03/26/2016 7:15PM

In tale of two trips, Gun Runner wins Louisiana Derby

Lou Hodges/Fair Grounds
Gun Runner uses a quick turn of foot to win the Louisiana Derby under Florent Geroux. Meanwhile, Mo Tom (back, on left) comes around pacesetter Candy My Boy after being checked under Corey Lanerie and losing his best chance.

NEW ORLEANS – For Gun Runner and Mo Tom, the Louisiana Derby on Saturday played out like the Risen Star last month. For Gun Runner, it was a joyous sequel. For Mo Tom, another Nightmare on Gentilly Blvd.

Gun Runner ($9.80), making full use of his tactical speed and instant acceleration, completed a sweep of the two biggest Kentucky Derby preps at Fair Grounds by rolling to a 4 1/2-length victory in the Grade 2, $1 million Louisiana Derby, a result that thrilled his trainer, Steve Asmussen.

“It’s extremely exciting,” Asmussen said in the winner’s circle, surrounded by his wife and three sons. “He’s a very athletic horse, handy, with a good temperament, and he stayed on to the wire.”

Mo Tom, who has a powerful late kick, was favored off his rough trip in the Risen Star last month. Once again, he ran into a roadblock while trying to rally in the stretch with jockey Corey Lanerie and wound up fourth, one place worse than the Risen Star, a result that left his trainer, Tom Amoss, fuming.

“Corey’s going to have to explain that ride," Amoss said. "It’s beyond my understanding. He was locked and loaded, so why he chose the most dangerous route is beyond me. I flashed back to all the work we’ve done with him. It’s like being an eyewitness to your kid being beaten up at the playground. He’s got such a fine move. Just go around.”

That was the ecstasy and the agony of the 102nd Louisiana Derby. Gun Runner got a first prize of $600,000, plus 100 points toward a berth in the Kentucky Derby May 7, which will be his next start. Even with the loss, Mo Tom likely has accumulated enough points to also get into the Derby, but Amoss – a native of New Orleans – was denied his first victory in a race he deeply covets.

Gun Runner had an ideal trip under Florent Geroux.

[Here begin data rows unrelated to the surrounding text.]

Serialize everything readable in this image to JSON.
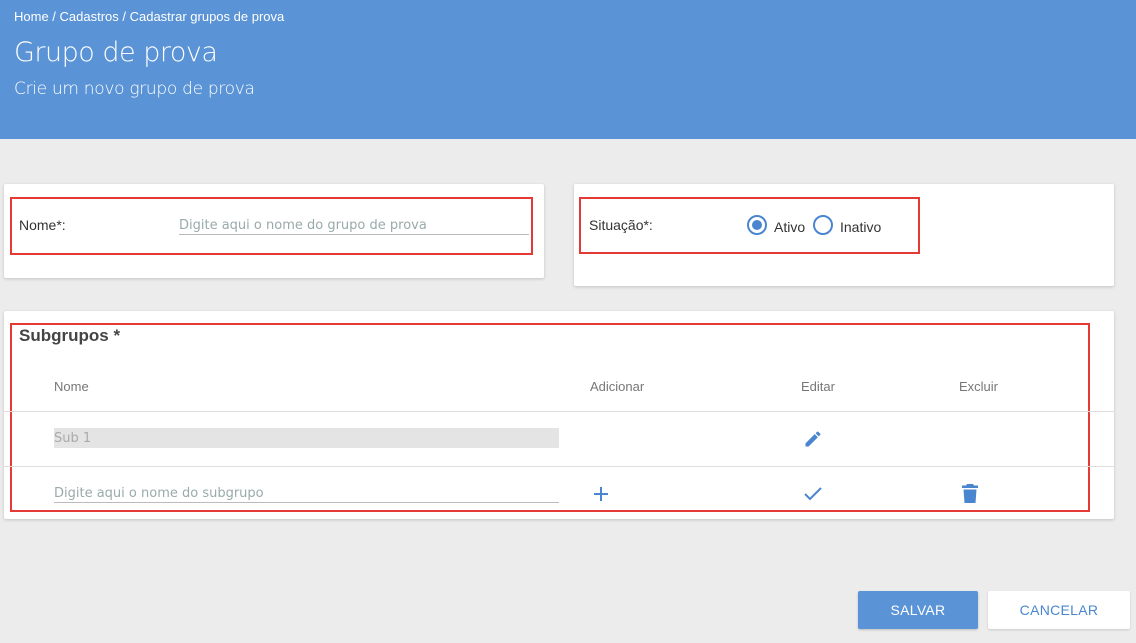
{
  "header": {
    "breadcrumb": "Home / Cadastros / Cadastrar grupos de prova",
    "title": "Grupo de prova",
    "subtitle": "Crie um novo grupo de prova"
  },
  "form": {
    "name_label": "Nome*:",
    "name_placeholder": "Digite aqui o nome do grupo de prova",
    "status_label": "Situação*:",
    "status_options": [
      {
        "label": "Ativo",
        "checked": true
      },
      {
        "label": "Inativo",
        "checked": false
      }
    ]
  },
  "subgroups": {
    "title": "Subgrupos *",
    "columns": [
      "Nome",
      "Adicionar",
      "Editar",
      "Excluir"
    ],
    "rows": [
      {
        "name": "Sub 1",
        "icons": [
          "pencil-icon"
        ]
      }
    ],
    "new_placeholder": "Digite aqui o nome do subgrupo",
    "new_row_icons": [
      "plus-icon",
      "check-icon",
      "trash-icon"
    ]
  },
  "actions": {
    "save": "SALVAR",
    "cancel": "CANCELAR"
  },
  "colors": {
    "header": "#5a93d6",
    "accent": "#4a86d0",
    "highlight": "#e53935"
  }
}
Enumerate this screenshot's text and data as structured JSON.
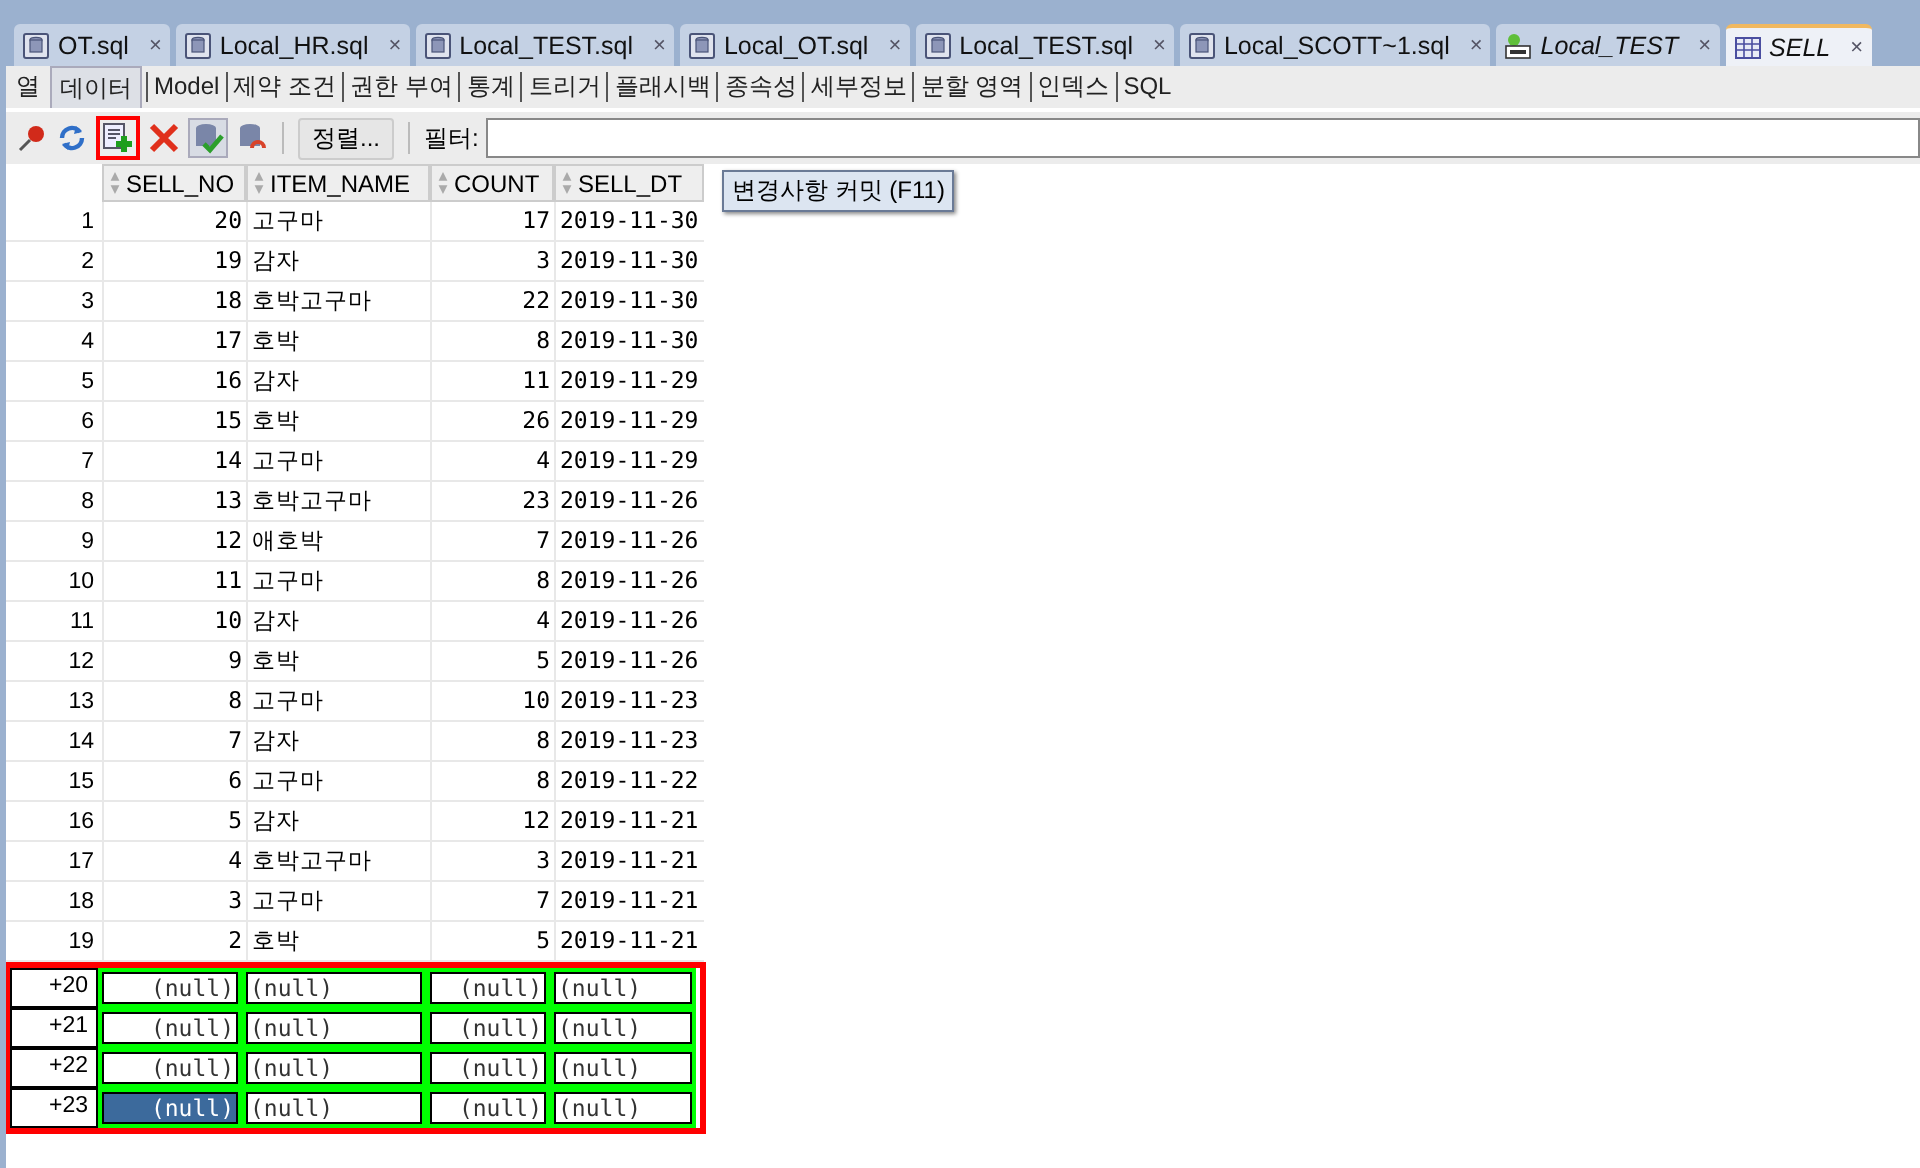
{
  "editor_tabs": [
    {
      "label": "OT.sql",
      "kind": "sql-file",
      "selected": false
    },
    {
      "label": "Local_HR.sql",
      "kind": "sql-file",
      "selected": false
    },
    {
      "label": "Local_TEST.sql",
      "kind": "sql-file",
      "selected": false
    },
    {
      "label": "Local_OT.sql",
      "kind": "sql-file",
      "selected": false
    },
    {
      "label": "Local_TEST.sql",
      "kind": "sql-file",
      "selected": false
    },
    {
      "label": "Local_SCOTT~1.sql",
      "kind": "sql-file",
      "selected": false
    },
    {
      "label": "Local_TEST",
      "kind": "connection",
      "selected": false
    },
    {
      "label": "SELL",
      "kind": "table",
      "selected": true
    }
  ],
  "close_glyph": "×",
  "sub_tabs": [
    {
      "label": "열",
      "selected": false
    },
    {
      "label": "데이터",
      "selected": true
    },
    {
      "label": "Model",
      "selected": false
    },
    {
      "label": "제약 조건",
      "selected": false
    },
    {
      "label": "권한 부여",
      "selected": false
    },
    {
      "label": "통계",
      "selected": false
    },
    {
      "label": "트리거",
      "selected": false
    },
    {
      "label": "플래시백",
      "selected": false
    },
    {
      "label": "종속성",
      "selected": false
    },
    {
      "label": "세부정보",
      "selected": false
    },
    {
      "label": "분할 영역",
      "selected": false
    },
    {
      "label": "인덱스",
      "selected": false
    },
    {
      "label": "SQL",
      "selected": false
    }
  ],
  "toolbar": {
    "sort_button": "정렬...",
    "filter_label": "필터:"
  },
  "tooltip": "변경사항 커밋 (F11)",
  "table": {
    "columns": [
      "SELL_NO",
      "ITEM_NAME",
      "COUNT",
      "SELL_DT"
    ],
    "rows": [
      {
        "num": "1",
        "inserted": false,
        "cells": [
          "20",
          "고구마",
          "17",
          "2019-11-30"
        ]
      },
      {
        "num": "2",
        "inserted": false,
        "cells": [
          "19",
          "감자",
          "3",
          "2019-11-30"
        ]
      },
      {
        "num": "3",
        "inserted": false,
        "cells": [
          "18",
          "호박고구마",
          "22",
          "2019-11-30"
        ]
      },
      {
        "num": "4",
        "inserted": false,
        "cells": [
          "17",
          "호박",
          "8",
          "2019-11-30"
        ]
      },
      {
        "num": "5",
        "inserted": false,
        "cells": [
          "16",
          "감자",
          "11",
          "2019-11-29"
        ]
      },
      {
        "num": "6",
        "inserted": false,
        "cells": [
          "15",
          "호박",
          "26",
          "2019-11-29"
        ]
      },
      {
        "num": "7",
        "inserted": false,
        "cells": [
          "14",
          "고구마",
          "4",
          "2019-11-29"
        ]
      },
      {
        "num": "8",
        "inserted": false,
        "cells": [
          "13",
          "호박고구마",
          "23",
          "2019-11-26"
        ]
      },
      {
        "num": "9",
        "inserted": false,
        "cells": [
          "12",
          "애호박",
          "7",
          "2019-11-26"
        ]
      },
      {
        "num": "10",
        "inserted": false,
        "cells": [
          "11",
          "고구마",
          "8",
          "2019-11-26"
        ]
      },
      {
        "num": "11",
        "inserted": false,
        "cells": [
          "10",
          "감자",
          "4",
          "2019-11-26"
        ]
      },
      {
        "num": "12",
        "inserted": false,
        "cells": [
          "9",
          "호박",
          "5",
          "2019-11-26"
        ]
      },
      {
        "num": "13",
        "inserted": false,
        "cells": [
          "8",
          "고구마",
          "10",
          "2019-11-23"
        ]
      },
      {
        "num": "14",
        "inserted": false,
        "cells": [
          "7",
          "감자",
          "8",
          "2019-11-23"
        ]
      },
      {
        "num": "15",
        "inserted": false,
        "cells": [
          "6",
          "고구마",
          "8",
          "2019-11-22"
        ]
      },
      {
        "num": "16",
        "inserted": false,
        "cells": [
          "5",
          "감자",
          "12",
          "2019-11-21"
        ]
      },
      {
        "num": "17",
        "inserted": false,
        "cells": [
          "4",
          "호박고구마",
          "3",
          "2019-11-21"
        ]
      },
      {
        "num": "18",
        "inserted": false,
        "cells": [
          "3",
          "고구마",
          "7",
          "2019-11-21"
        ]
      },
      {
        "num": "19",
        "inserted": false,
        "cells": [
          "2",
          "호박",
          "5",
          "2019-11-21"
        ]
      },
      {
        "num": "+20",
        "inserted": true,
        "cells": [
          "(null)",
          "(null)",
          "(null)",
          "(null)"
        ],
        "selected": [
          false,
          false,
          false,
          false
        ]
      },
      {
        "num": "+21",
        "inserted": true,
        "cells": [
          "(null)",
          "(null)",
          "(null)",
          "(null)"
        ],
        "selected": [
          false,
          false,
          false,
          false
        ]
      },
      {
        "num": "+22",
        "inserted": true,
        "cells": [
          "(null)",
          "(null)",
          "(null)",
          "(null)"
        ],
        "selected": [
          false,
          false,
          false,
          false
        ]
      },
      {
        "num": "+23",
        "inserted": true,
        "cells": [
          "(null)",
          "(null)",
          "(null)",
          "(null)"
        ],
        "selected": [
          true,
          false,
          false,
          false
        ]
      }
    ]
  }
}
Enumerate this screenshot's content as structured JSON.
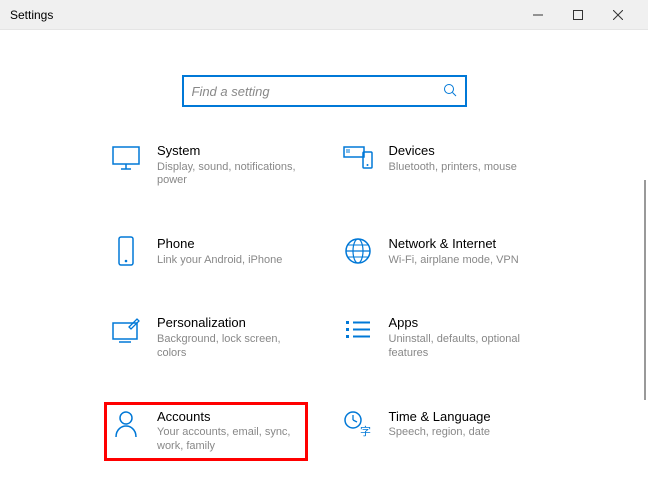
{
  "window": {
    "title": "Settings"
  },
  "search": {
    "placeholder": "Find a setting"
  },
  "categories": [
    {
      "id": "system",
      "label": "System",
      "desc": "Display, sound, notifications, power"
    },
    {
      "id": "devices",
      "label": "Devices",
      "desc": "Bluetooth, printers, mouse"
    },
    {
      "id": "phone",
      "label": "Phone",
      "desc": "Link your Android, iPhone"
    },
    {
      "id": "network",
      "label": "Network & Internet",
      "desc": "Wi-Fi, airplane mode, VPN"
    },
    {
      "id": "personalization",
      "label": "Personalization",
      "desc": "Background, lock screen, colors"
    },
    {
      "id": "apps",
      "label": "Apps",
      "desc": "Uninstall, defaults, optional features"
    },
    {
      "id": "accounts",
      "label": "Accounts",
      "desc": "Your accounts, email, sync, work, family"
    },
    {
      "id": "time",
      "label": "Time & Language",
      "desc": "Speech, region, date"
    }
  ],
  "highlighted": "accounts",
  "colors": {
    "accent": "#0078d7",
    "highlight": "#ff0000"
  }
}
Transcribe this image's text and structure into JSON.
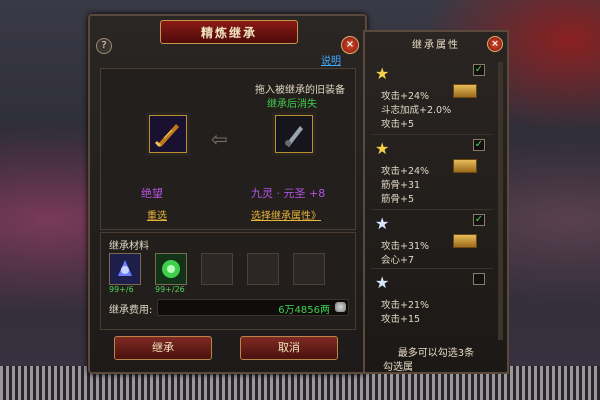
{
  "window": {
    "title": "精炼继承",
    "help_link": "说明"
  },
  "inherit": {
    "drop_hint": "拖入被继承的旧装备",
    "vanish_hint": "继承后消失",
    "left_item_name": "绝望",
    "right_item_name": "九灵 · 元圣 +8",
    "reselect": "重选",
    "select_attr": "选择继承属性》"
  },
  "materials": {
    "title": "继承材料",
    "items": [
      {
        "count": "99+/6"
      },
      {
        "count": "99+/26"
      }
    ],
    "fee_label": "继承费用:",
    "fee_value": "6万4856两"
  },
  "buttons": {
    "inherit": "继承",
    "cancel": "取消"
  },
  "side_panel": {
    "title": "继承属性",
    "attributes": [
      {
        "star": "gold",
        "checked": true,
        "lines": [
          "攻击+24%",
          "斗志加成+2.0%",
          "攻击+5"
        ]
      },
      {
        "star": "gold",
        "checked": true,
        "lines": [
          "攻击+24%",
          "筋骨+31",
          "筋骨+5"
        ]
      },
      {
        "star": "silver",
        "checked": true,
        "lines": [
          "攻击+31%",
          "会心+7",
          ""
        ]
      },
      {
        "star": "silver",
        "checked": false,
        "lines": [
          "攻击+21%",
          "攻击+15",
          ""
        ]
      }
    ],
    "footer": "最多可以勾选3条",
    "footer2": "勾选属"
  },
  "colors": {
    "accent_red": "#7f2a22",
    "gold": "#e8b43a",
    "green": "#3fd04a",
    "purple": "#b452e2"
  }
}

He was third, tracking pacesetter Candy My Boy from along the inside through the first six furlongs, then moved in a flash to attack Candy My Boy midway on the far turn.

“He’s super athletic,” Geroux said.

“He’s got a lot of gears,” said Scott Blasi, Asmussen’s top assistant.

Gun Runner put daylight on his rivals in upper stretch and was never threatened through the lane, crossing the line in 1:51.06 for 1 1/8 miles on the fast main track. By comparison, the New Orleans Handicap for older horses earlier in the day was won by the longshot S’maverlous in 1:50.06, exactly one second faster.

The 30-1 shot Tom’s Ready, like Mo Tom owned by Gayle Benson but trained by Dallas Stewart, rallied into second at midstretch and maintained that position, finishing 1 1/4 lengths in front of Dazzling Gem, who beat a fast-closing Mo Tom by a neck for third.

Mo Tom was last the first half-mile of the race, began a strong rally toward the end of the far turn, was taken inside in upper stretch, and twice was forced to steady when caught behind the tiring Candy My Boy.

Forevamo was fifth and was followed, in order, by Candy My Boy, Greenpointcrusader, Conquest Windycity, Uncle Walter, and Battery.

Gun Runner, a 3-year-old colt by Candy Ride, has now won four times in five starts, his lone loss a fourth-place finish in the Kentucky Jockey Club last fall on a sloppy, sealed track at Churchill Downs. He did win first time out against maidens at Churchill Downs on a fast track.

Asmussen trains Gun Runner for Ron and Joan Winchell’s Winchell Thoroughbreds and the Three Chimneys Farm of Goncalo Torrealba.

“He’s got talent,” Asmussen said. “What I love is how fast he is.”

And, no doubt, he loves Gun Runner’s ability to stay out of trouble.